DIRECTIONS FOR THIS TASK
Each line below that contains "title" should be counted; give the total alone.

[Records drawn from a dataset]
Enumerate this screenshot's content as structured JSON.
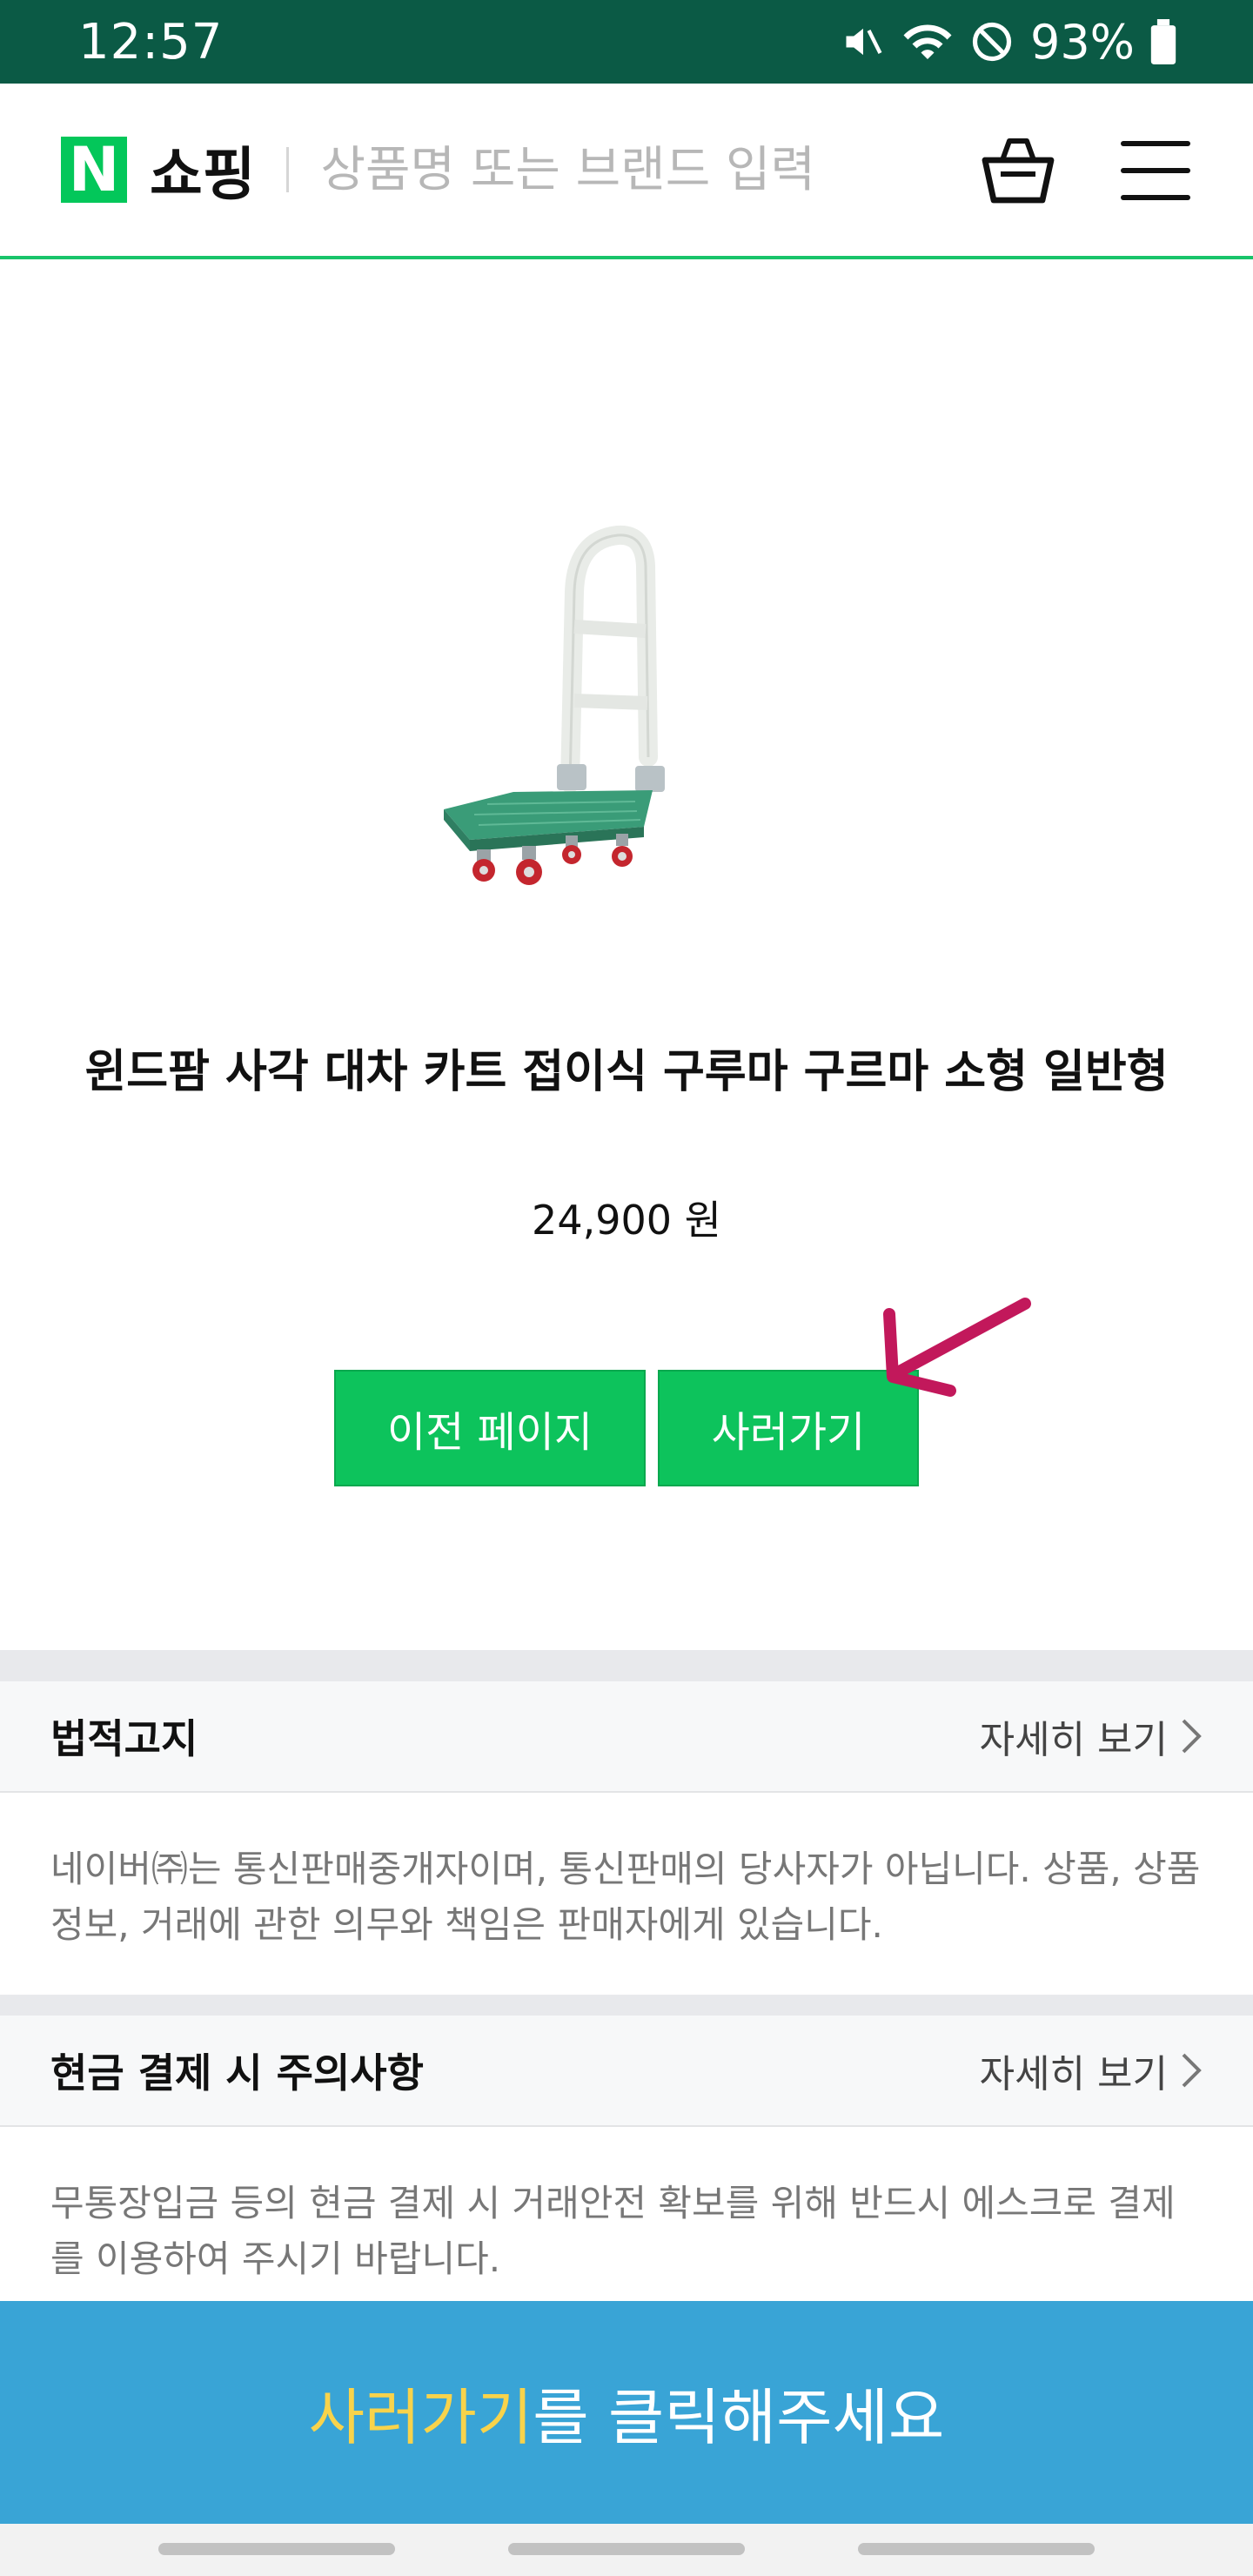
{
  "status_bar": {
    "time": "12:57",
    "battery": "93%"
  },
  "header": {
    "logo_letter": "N",
    "logo_text": "쇼핑",
    "search_placeholder": "상품명 또는 브랜드 입력"
  },
  "product": {
    "title": "윈드팜 사각 대차 카트 접이식 구루마 구르마 소형 일반형",
    "price": "24,900 원"
  },
  "buttons": {
    "prev": "이전 페이지",
    "buy": "사러가기"
  },
  "notices": [
    {
      "title": "법적고지",
      "more": "자세히 보기",
      "body": "네이버㈜는 통신판매중개자이며, 통신판매의 당사자가 아닙니다. 상품, 상품정보, 거래에 관한 의무와 책임은 판매자에게 있습니다."
    },
    {
      "title": "현금 결제 시 주의사항",
      "more": "자세히 보기",
      "body": "무통장입금 등의 현금 결제 시 거래안전 확보를 위해 반드시 에스크로 결제를 이용하여 주시기 바랍니다."
    }
  ],
  "banner": {
    "highlight": "사러가기",
    "rest": "를 클릭해주세요"
  },
  "colors": {
    "brand_green": "#03c75a",
    "status_bar": "#0b5a45",
    "banner_blue": "#39a4d6",
    "banner_highlight": "#f8d34b",
    "arrow": "#c2185b"
  }
}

ANSWER BOX
3